Work order
Show, in full, each line of the data that contains "index".

◆ ◆ ◆ ◆

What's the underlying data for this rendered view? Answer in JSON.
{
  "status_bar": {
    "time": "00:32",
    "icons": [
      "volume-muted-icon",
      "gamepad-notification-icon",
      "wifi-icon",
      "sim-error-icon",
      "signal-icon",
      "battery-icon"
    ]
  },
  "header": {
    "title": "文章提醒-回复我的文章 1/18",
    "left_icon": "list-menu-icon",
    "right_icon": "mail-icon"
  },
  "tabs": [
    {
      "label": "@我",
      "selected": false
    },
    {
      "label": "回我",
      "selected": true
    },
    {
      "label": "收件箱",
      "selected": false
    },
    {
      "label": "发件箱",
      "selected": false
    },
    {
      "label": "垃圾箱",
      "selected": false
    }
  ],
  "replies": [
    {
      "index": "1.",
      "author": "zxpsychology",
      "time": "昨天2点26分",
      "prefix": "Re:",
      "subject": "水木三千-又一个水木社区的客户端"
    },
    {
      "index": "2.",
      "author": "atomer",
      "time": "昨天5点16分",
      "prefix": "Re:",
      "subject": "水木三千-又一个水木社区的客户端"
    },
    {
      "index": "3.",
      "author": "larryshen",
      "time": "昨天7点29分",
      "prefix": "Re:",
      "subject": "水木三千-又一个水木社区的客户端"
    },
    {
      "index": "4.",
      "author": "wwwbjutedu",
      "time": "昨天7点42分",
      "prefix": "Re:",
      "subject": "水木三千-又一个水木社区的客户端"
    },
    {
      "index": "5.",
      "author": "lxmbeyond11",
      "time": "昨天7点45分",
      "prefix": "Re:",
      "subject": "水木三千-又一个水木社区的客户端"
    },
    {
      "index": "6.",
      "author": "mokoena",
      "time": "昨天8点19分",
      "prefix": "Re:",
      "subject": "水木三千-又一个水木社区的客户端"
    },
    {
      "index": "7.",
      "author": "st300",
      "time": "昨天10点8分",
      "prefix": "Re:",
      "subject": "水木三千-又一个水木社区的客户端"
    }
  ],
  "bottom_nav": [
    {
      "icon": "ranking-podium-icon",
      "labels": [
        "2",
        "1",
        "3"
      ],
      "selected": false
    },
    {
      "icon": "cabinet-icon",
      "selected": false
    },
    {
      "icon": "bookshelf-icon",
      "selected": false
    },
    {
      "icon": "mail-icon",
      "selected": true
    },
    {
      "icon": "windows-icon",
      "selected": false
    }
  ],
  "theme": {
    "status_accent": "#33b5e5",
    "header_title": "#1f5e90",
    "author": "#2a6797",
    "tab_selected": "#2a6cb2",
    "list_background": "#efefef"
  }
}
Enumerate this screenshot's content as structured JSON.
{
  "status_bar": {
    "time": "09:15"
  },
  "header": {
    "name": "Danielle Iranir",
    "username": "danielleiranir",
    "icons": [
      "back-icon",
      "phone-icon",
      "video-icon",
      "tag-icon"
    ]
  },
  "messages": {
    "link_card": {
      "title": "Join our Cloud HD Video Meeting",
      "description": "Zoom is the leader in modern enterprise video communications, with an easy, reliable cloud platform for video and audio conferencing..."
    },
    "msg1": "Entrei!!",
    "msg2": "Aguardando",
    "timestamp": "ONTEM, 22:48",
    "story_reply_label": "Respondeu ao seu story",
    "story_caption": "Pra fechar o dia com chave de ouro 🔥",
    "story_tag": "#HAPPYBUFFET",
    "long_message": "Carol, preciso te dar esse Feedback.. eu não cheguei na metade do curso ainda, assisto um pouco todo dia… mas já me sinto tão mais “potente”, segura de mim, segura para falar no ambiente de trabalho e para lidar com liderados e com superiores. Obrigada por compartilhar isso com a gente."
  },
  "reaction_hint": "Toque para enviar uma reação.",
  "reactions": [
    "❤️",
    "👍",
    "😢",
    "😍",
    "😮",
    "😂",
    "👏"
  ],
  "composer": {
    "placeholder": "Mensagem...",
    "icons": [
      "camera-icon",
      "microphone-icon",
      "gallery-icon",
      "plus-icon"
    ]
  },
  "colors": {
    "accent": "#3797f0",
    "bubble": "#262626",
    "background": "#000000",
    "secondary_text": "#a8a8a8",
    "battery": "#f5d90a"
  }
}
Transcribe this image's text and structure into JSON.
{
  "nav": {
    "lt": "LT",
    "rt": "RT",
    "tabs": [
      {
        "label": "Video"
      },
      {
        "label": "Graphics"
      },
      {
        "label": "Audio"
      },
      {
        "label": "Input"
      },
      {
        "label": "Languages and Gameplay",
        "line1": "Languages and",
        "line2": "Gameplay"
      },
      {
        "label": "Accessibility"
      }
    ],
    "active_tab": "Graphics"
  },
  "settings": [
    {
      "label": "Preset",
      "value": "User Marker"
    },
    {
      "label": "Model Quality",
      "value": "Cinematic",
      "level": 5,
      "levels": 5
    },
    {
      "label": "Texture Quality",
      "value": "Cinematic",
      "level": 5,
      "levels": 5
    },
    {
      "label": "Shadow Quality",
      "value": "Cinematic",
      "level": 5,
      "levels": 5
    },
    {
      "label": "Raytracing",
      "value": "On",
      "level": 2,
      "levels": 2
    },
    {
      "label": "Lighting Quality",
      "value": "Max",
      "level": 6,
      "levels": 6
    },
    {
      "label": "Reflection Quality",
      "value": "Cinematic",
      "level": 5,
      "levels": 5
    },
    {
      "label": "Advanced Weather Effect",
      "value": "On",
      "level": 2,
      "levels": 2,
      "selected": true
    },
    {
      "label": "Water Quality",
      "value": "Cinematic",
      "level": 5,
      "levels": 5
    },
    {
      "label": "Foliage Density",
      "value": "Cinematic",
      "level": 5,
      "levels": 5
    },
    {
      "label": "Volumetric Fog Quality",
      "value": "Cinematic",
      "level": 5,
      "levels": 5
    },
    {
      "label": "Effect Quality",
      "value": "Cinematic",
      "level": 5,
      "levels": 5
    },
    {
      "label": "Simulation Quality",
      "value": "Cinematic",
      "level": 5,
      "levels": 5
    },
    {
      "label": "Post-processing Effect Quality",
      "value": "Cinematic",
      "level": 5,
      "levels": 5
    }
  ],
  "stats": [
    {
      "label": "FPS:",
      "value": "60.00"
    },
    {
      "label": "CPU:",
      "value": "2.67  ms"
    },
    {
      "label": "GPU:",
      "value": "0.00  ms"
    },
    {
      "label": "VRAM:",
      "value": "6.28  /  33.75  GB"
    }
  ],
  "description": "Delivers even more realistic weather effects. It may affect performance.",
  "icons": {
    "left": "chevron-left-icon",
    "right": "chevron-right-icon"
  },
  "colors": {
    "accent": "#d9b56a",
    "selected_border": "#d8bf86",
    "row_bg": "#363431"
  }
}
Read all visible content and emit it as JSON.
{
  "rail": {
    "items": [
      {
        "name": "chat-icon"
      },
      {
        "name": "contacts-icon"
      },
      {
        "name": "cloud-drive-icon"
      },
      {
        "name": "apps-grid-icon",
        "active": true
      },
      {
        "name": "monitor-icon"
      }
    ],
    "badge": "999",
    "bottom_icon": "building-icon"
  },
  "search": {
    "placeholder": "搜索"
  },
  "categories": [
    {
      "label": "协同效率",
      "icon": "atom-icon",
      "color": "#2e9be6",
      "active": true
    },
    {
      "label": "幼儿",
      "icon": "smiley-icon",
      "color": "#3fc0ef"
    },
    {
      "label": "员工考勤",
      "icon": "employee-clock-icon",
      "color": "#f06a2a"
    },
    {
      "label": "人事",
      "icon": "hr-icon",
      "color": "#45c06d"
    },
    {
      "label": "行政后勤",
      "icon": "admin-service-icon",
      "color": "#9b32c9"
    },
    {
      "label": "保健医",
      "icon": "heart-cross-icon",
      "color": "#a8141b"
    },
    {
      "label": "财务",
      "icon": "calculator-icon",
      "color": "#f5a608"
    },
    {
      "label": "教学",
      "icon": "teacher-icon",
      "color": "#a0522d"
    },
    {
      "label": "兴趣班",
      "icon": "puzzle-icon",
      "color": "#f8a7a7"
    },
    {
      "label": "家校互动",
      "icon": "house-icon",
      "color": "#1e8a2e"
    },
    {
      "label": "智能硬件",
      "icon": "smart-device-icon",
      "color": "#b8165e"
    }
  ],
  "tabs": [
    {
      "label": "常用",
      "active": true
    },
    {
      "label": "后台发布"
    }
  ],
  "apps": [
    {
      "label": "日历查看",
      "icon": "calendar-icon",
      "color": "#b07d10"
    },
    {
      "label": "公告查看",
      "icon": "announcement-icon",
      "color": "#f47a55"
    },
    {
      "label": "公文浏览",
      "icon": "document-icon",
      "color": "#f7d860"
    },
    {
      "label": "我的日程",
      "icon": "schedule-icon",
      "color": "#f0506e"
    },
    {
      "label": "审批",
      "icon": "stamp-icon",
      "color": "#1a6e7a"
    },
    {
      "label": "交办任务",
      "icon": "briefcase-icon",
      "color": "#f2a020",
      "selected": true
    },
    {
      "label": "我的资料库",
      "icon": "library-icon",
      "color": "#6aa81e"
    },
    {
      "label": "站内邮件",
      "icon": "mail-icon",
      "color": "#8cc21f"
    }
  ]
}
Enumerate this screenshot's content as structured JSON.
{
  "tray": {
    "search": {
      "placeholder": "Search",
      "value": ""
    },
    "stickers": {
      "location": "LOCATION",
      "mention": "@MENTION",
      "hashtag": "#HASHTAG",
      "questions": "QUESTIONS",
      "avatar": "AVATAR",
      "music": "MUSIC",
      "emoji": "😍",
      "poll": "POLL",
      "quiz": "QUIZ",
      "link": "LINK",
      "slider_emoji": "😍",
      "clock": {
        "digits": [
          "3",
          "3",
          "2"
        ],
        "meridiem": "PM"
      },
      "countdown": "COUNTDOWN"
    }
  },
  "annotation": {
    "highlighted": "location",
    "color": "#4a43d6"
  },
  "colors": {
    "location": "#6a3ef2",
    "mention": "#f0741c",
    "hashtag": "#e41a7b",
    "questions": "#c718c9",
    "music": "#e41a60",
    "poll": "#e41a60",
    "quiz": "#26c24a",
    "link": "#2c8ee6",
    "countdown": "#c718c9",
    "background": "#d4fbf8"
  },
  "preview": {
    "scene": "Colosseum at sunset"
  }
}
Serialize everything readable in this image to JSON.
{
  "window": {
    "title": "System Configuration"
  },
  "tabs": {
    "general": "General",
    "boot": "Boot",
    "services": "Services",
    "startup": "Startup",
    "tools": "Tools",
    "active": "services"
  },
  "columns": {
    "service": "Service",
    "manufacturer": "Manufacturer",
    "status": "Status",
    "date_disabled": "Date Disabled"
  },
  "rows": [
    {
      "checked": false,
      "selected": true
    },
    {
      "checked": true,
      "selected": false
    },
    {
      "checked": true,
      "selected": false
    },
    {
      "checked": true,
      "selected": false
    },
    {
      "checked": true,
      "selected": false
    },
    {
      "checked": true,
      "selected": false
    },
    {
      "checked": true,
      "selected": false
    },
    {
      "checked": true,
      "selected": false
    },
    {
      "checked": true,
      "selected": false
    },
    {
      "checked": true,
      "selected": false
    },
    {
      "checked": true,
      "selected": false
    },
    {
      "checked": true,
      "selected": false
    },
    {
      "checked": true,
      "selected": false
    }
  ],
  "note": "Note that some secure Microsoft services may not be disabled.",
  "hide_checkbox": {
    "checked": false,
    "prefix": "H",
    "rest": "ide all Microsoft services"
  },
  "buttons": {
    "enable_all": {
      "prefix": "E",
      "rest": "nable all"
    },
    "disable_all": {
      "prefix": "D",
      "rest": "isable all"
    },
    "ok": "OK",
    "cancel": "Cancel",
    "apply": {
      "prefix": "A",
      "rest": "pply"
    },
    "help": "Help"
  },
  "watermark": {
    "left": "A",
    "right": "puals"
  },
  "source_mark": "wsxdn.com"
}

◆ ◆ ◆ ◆

Task response
      "index": "1.",
      "index": "2.",
      "index": "3.",
      "index": "4.",
      "index": "5.",
      "index": "6.",
      "index": "7.",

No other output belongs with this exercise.